* YOUR INSTRUCTIONS *
For each line below that holds the word "JSON", make a copy.

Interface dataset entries

***

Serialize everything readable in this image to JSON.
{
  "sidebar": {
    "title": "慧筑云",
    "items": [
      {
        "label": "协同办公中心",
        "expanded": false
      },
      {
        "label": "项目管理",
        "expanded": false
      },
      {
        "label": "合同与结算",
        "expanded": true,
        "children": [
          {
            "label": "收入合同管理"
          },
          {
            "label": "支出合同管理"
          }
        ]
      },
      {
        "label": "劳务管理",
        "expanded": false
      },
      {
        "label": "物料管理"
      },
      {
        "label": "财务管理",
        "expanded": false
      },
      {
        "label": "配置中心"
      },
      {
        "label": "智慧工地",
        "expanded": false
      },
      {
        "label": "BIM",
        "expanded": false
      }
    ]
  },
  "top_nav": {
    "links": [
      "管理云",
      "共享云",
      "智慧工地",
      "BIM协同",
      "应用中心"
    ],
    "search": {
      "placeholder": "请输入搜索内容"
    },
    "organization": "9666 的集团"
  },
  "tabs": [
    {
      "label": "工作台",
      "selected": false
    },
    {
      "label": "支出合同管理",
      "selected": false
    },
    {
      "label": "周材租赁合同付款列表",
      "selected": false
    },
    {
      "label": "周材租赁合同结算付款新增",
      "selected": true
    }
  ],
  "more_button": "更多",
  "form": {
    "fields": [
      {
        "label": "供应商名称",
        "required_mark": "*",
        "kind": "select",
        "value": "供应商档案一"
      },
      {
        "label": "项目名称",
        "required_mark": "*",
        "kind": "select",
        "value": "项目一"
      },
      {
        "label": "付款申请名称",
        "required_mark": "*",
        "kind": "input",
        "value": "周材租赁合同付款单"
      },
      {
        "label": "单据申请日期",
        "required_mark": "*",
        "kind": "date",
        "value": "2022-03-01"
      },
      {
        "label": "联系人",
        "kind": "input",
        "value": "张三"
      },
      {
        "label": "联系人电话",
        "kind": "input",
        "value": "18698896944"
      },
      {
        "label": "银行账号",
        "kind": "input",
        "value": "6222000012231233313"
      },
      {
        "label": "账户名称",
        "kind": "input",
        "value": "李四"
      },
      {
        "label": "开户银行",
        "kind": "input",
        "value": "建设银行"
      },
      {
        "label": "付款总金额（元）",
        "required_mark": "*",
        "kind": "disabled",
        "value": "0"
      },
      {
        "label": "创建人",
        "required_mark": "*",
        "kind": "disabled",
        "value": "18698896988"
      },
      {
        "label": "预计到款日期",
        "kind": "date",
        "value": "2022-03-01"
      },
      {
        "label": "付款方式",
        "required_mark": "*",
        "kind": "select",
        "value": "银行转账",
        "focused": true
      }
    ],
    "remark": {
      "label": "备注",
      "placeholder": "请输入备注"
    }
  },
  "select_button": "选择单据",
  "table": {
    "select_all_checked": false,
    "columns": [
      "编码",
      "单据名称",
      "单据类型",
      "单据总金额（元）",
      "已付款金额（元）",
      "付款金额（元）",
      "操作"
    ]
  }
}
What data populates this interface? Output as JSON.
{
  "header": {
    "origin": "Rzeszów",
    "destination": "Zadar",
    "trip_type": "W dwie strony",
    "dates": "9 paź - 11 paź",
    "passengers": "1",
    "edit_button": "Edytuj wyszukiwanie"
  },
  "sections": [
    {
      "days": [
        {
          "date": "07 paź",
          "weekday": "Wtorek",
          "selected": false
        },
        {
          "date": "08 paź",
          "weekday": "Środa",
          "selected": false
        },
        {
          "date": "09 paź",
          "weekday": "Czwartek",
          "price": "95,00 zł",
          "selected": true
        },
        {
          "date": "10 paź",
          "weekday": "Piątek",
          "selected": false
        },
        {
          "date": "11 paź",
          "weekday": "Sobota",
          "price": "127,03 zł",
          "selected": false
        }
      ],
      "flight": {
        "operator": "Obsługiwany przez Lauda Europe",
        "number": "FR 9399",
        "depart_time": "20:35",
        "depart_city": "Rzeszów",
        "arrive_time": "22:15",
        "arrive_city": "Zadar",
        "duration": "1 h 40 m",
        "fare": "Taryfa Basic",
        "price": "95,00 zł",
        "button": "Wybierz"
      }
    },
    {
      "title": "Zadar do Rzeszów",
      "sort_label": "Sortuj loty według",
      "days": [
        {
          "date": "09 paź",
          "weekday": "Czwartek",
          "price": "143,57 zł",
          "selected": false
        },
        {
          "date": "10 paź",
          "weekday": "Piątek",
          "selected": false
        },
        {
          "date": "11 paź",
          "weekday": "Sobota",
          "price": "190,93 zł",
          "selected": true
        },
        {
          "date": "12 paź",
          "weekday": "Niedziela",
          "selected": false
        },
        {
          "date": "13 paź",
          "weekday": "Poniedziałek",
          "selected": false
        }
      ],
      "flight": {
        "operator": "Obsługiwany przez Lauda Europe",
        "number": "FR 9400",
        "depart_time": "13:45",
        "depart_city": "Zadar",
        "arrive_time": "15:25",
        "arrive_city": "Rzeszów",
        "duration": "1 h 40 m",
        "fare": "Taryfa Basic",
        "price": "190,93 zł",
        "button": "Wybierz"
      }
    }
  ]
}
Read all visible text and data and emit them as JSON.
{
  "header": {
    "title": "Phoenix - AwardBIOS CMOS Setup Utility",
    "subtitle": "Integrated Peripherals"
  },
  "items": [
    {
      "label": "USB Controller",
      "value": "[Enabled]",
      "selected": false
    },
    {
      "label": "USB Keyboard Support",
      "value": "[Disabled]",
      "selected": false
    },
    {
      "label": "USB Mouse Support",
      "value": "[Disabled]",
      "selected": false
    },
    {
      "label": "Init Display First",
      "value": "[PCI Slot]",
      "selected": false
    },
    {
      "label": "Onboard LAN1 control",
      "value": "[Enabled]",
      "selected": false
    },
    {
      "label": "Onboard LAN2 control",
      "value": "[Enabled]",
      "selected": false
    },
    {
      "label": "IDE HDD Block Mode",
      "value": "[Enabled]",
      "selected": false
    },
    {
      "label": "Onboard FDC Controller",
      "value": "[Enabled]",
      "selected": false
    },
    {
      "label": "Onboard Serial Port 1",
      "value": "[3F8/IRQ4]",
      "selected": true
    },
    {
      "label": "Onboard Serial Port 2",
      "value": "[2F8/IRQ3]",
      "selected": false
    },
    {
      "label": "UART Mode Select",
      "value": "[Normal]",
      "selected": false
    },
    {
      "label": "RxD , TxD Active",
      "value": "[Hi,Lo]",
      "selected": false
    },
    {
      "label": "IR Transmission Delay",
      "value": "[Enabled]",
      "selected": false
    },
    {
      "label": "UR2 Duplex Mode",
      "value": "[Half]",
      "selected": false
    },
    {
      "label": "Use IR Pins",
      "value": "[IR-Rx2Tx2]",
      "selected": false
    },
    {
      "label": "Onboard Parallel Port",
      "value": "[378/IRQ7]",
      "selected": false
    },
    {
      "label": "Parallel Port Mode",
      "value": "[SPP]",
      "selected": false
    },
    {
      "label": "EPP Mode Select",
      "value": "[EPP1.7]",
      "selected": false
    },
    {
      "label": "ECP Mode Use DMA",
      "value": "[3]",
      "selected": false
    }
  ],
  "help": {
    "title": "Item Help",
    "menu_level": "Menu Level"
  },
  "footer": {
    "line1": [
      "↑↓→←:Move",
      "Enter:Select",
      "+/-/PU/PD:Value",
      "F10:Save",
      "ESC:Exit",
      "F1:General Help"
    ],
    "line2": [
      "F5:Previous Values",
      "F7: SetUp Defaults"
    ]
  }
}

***

* TASK RESPONSE *
Serialize everything readable in this image to JSON.
What data populates this interface? Output as JSON.
Read all visible text and data and emit them as JSON.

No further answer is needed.